▶ [Task instructions]:
Reproduce the data exactly and drop any pictures it holds.

Data records for software interfaces
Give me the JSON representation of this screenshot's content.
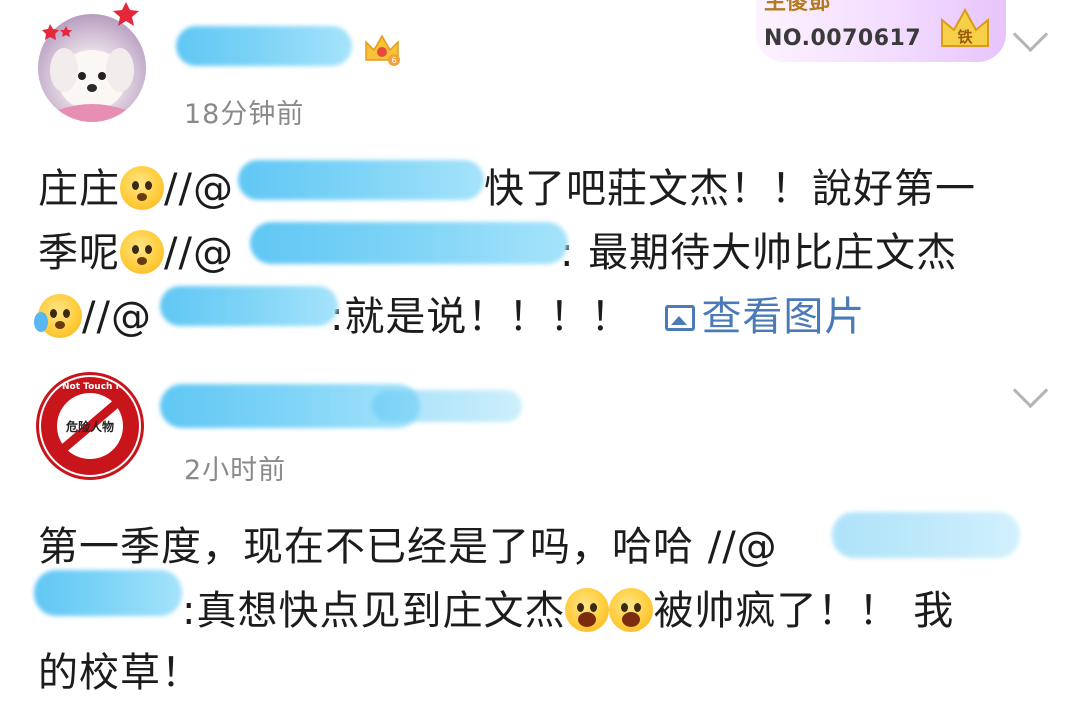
{
  "comments": [
    {
      "timestamp": "18分钟前",
      "fan_badge": {
        "title": "主傻鄧",
        "number": "NO.0070617",
        "level": "铁"
      },
      "lines": [
        {
          "t1": "庄庄",
          "t2": "//@",
          "t3": "快了吧莊文杰！！說好第一"
        },
        {
          "t1": "季呢",
          "t2": "//@",
          "t3": ": 最期待大帅比庄文杰"
        },
        {
          "t2": "//@",
          "t3": ":就是说！！！！",
          "link": "查看图片"
        }
      ]
    },
    {
      "timestamp": "2小时前",
      "avatar_text_top": "Do Not Touch Me!",
      "avatar_text_mid": "危险人物",
      "lines": [
        {
          "t1": "第一季度，现在不已经是了吗，哈哈 //@"
        },
        {
          "t1": ":真想快点见到庄文杰",
          "t3": "被帅疯了！！ 我"
        },
        {
          "t1": "的校草！"
        }
      ]
    }
  ],
  "icons": {
    "expand": "chevron-down-icon",
    "picture": "picture-icon",
    "crown": "crown-badge-icon"
  },
  "colors": {
    "blur": "#7fd4f7",
    "link": "#4a7bb6",
    "timestamp": "#8a8a8a",
    "badge": "#e7c4fb"
  }
}
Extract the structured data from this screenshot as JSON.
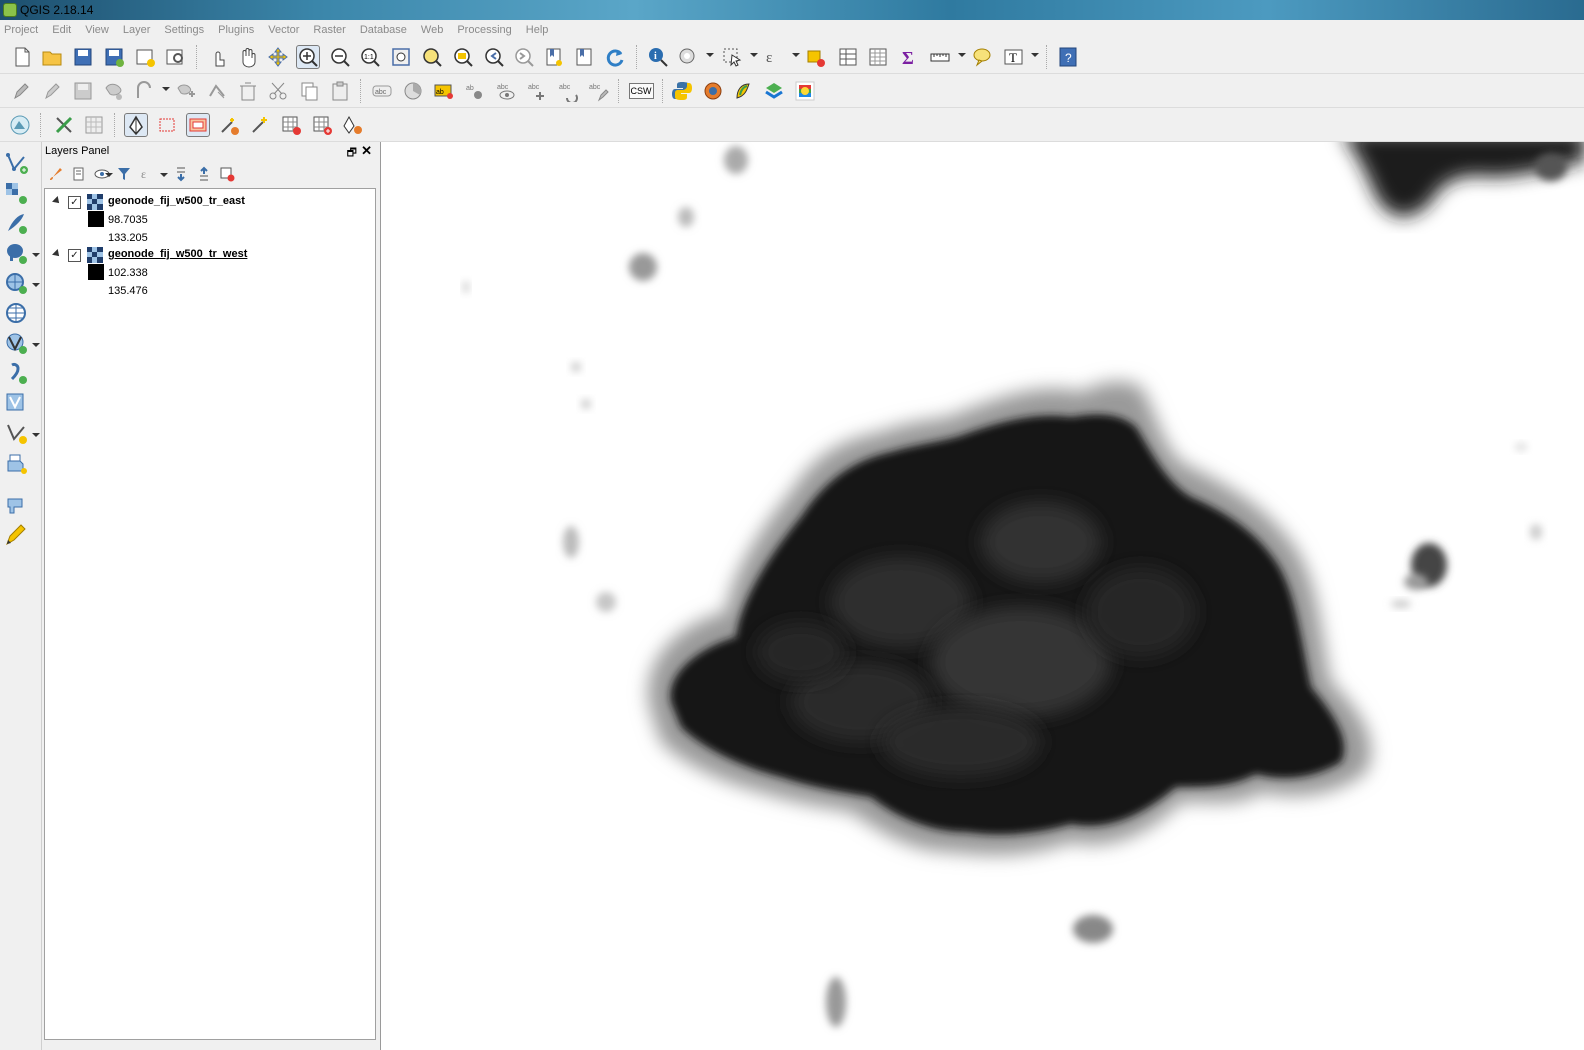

▶ [Reply to the exercise]:
Give me the JSON representation of this screenshot's content.
{
  "comments": [
    {
      "timestamp": "18分钟前",
      "fan_badge": {
        "title": "主傻鄧",
        "number": "NO.0070617",
        "level": "铁"
      },
      "lines": [
        {
          "t1": "庄庄",
          "t2": "//@",
          "t3": "快了吧莊文杰！！說好第一"
        },
        {
          "t1": "季呢",
          "t2": "//@",
          "t3": ": 最期待大帅比庄文杰"
        },
        {
          "t2": "//@",
          "t3": ":就是说！！！！",
          "link": "查看图片"
        }
      ]
    },
    {
      "timestamp": "2小时前",
      "avatar_text_top": "Do Not Touch Me!",
      "avatar_text_mid": "危险人物",
      "lines": [
        {
          "t1": "第一季度，现在不已经是了吗，哈哈 //@"
        },
        {
          "t1": ":真想快点见到庄文杰",
          "t3": "被帅疯了！！ 我"
        },
        {
          "t1": "的校草！"
        }
      ]
    }
  ],
  "icons": {
    "expand": "chevron-down-icon",
    "picture": "picture-icon",
    "crown": "crown-badge-icon"
  },
  "colors": {
    "blur": "#7fd4f7",
    "link": "#4a7bb6",
    "timestamp": "#8a8a8a",
    "badge": "#e7c4fb"
  }
}
Extract the structured data from this screenshot as JSON.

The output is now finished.